Exercise brief
Copy the entries out again in full.

(Supplied entries begins)

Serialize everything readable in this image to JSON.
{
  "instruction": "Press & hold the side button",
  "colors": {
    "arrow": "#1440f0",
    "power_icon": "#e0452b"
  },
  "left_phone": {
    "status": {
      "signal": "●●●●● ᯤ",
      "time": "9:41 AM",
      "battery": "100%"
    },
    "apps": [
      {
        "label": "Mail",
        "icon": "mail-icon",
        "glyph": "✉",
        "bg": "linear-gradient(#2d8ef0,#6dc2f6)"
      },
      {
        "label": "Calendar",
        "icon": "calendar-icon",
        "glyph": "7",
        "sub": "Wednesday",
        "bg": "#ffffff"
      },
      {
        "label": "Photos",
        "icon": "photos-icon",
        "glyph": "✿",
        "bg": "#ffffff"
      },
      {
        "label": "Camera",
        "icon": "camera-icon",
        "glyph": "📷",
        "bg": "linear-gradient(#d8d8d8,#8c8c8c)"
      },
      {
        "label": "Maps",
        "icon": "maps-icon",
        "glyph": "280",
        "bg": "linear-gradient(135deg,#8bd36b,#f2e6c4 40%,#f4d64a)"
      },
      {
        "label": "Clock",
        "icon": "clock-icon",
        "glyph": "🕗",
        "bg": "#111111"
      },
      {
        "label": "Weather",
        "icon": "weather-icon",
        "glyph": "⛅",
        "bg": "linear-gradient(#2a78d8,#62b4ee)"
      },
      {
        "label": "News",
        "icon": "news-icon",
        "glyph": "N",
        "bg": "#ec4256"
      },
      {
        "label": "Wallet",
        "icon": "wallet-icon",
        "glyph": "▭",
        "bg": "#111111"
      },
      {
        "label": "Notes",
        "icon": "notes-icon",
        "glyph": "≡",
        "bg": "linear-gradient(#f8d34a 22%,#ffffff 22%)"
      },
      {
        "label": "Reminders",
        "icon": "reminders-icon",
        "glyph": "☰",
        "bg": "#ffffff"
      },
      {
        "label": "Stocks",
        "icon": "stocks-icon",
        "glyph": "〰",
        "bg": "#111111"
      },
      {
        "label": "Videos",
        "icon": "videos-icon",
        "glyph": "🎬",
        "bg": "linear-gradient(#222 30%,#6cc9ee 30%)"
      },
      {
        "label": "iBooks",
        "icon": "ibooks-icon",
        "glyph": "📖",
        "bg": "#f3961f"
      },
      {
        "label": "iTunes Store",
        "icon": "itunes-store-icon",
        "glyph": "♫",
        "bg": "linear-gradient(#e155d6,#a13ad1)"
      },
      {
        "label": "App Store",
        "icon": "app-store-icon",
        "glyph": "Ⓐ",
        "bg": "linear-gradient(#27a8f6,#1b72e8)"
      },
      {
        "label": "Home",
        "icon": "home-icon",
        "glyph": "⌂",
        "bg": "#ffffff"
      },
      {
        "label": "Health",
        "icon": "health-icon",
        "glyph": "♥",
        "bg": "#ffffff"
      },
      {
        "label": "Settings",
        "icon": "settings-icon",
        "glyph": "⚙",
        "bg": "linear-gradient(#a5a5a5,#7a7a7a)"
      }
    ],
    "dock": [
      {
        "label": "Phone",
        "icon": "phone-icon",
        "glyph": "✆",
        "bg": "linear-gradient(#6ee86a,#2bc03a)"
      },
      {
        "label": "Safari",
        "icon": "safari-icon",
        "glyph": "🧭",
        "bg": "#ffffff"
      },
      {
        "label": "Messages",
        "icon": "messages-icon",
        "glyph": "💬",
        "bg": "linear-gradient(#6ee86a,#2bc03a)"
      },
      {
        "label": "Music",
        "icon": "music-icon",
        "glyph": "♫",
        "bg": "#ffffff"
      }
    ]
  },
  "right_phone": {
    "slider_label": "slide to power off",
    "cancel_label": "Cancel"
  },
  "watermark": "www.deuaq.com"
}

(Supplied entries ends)

Answer to this task
Serialize everything readable in this image to JSON.
{
  "instruction": "Press & hold the side button",
  "colors": {
    "arrow": "#1440f0",
    "power_icon": "#e0452b"
  },
  "left_phone": {
    "status": {
      "signal": "●●●●● ᯤ",
      "time": "9:41 AM",
      "battery": "100%"
    },
    "apps": [
      {
        "label": "Mail",
        "icon": "mail-icon",
        "glyph": "✉",
        "bg": "linear-gradient(#2d8ef0,#6dc2f6)"
      },
      {
        "label": "Calendar",
        "icon": "calendar-icon",
        "glyph": "7",
        "sub": "Wednesday",
        "bg": "#ffffff"
      },
      {
        "label": "Photos",
        "icon": "photos-icon",
        "glyph": "✿",
        "bg": "#ffffff"
      },
      {
        "label": "Camera",
        "icon": "camera-icon",
        "glyph": "📷",
        "bg": "linear-gradient(#d8d8d8,#8c8c8c)"
      },
      {
        "label": "Maps",
        "icon": "maps-icon",
        "glyph": "280",
        "bg": "linear-gradient(135deg,#8bd36b,#f2e6c4 40%,#f4d64a)"
      },
      {
        "label": "Clock",
        "icon": "clock-icon",
        "glyph": "🕗",
        "bg": "#111111"
      },
      {
        "label": "Weather",
        "icon": "weather-icon",
        "glyph": "⛅",
        "bg": "linear-gradient(#2a78d8,#62b4ee)"
      },
      {
        "label": "News",
        "icon": "news-icon",
        "glyph": "N",
        "bg": "#ec4256"
      },
      {
        "label": "Wallet",
        "icon": "wallet-icon",
        "glyph": "▭",
        "bg": "#111111"
      },
      {
        "label": "Notes",
        "icon": "notes-icon",
        "glyph": "≡",
        "bg": "linear-gradient(#f8d34a 22%,#ffffff 22%)"
      },
      {
        "label": "Reminders",
        "icon": "reminders-icon",
        "glyph": "☰",
        "bg": "#ffffff"
      },
      {
        "label": "Stocks",
        "icon": "stocks-icon",
        "glyph": "〰",
        "bg": "#111111"
      },
      {
        "label": "Videos",
        "icon": "videos-icon",
        "glyph": "🎬",
        "bg": "linear-gradient(#222 30%,#6cc9ee 30%)"
      },
      {
        "label": "iBooks",
        "icon": "ibooks-icon",
        "glyph": "📖",
        "bg": "#f3961f"
      },
      {
        "label": "iTunes Store",
        "icon": "itunes-store-icon",
        "glyph": "♫",
        "bg": "linear-gradient(#e155d6,#a13ad1)"
      },
      {
        "label": "App Store",
        "icon": "app-store-icon",
        "glyph": "Ⓐ",
        "bg": "linear-gradient(#27a8f6,#1b72e8)"
      },
      {
        "label": "Home",
        "icon": "home-icon",
        "glyph": "⌂",
        "bg": "#ffffff"
      },
      {
        "label": "Health",
        "icon": "health-icon",
        "glyph": "♥",
        "bg": "#ffffff"
      },
      {
        "label": "Settings",
        "icon": "settings-icon",
        "glyph": "⚙",
        "bg": "linear-gradient(#a5a5a5,#7a7a7a)"
      }
    ],
    "dock": [
      {
        "label": "Phone",
        "icon": "phone-icon",
        "glyph": "✆",
        "bg": "linear-gradient(#6ee86a,#2bc03a)"
      },
      {
        "label": "Safari",
        "icon": "safari-icon",
        "glyph": "🧭",
        "bg": "#ffffff"
      },
      {
        "label": "Messages",
        "icon": "messages-icon",
        "glyph": "💬",
        "bg": "linear-gradient(#6ee86a,#2bc03a)"
      },
      {
        "label": "Music",
        "icon": "music-icon",
        "glyph": "♫",
        "bg": "#ffffff"
      }
    ]
  },
  "right_phone": {
    "slider_label": "slide to power off",
    "cancel_label": "Cancel"
  },
  "watermark": "www.deuaq.com"
}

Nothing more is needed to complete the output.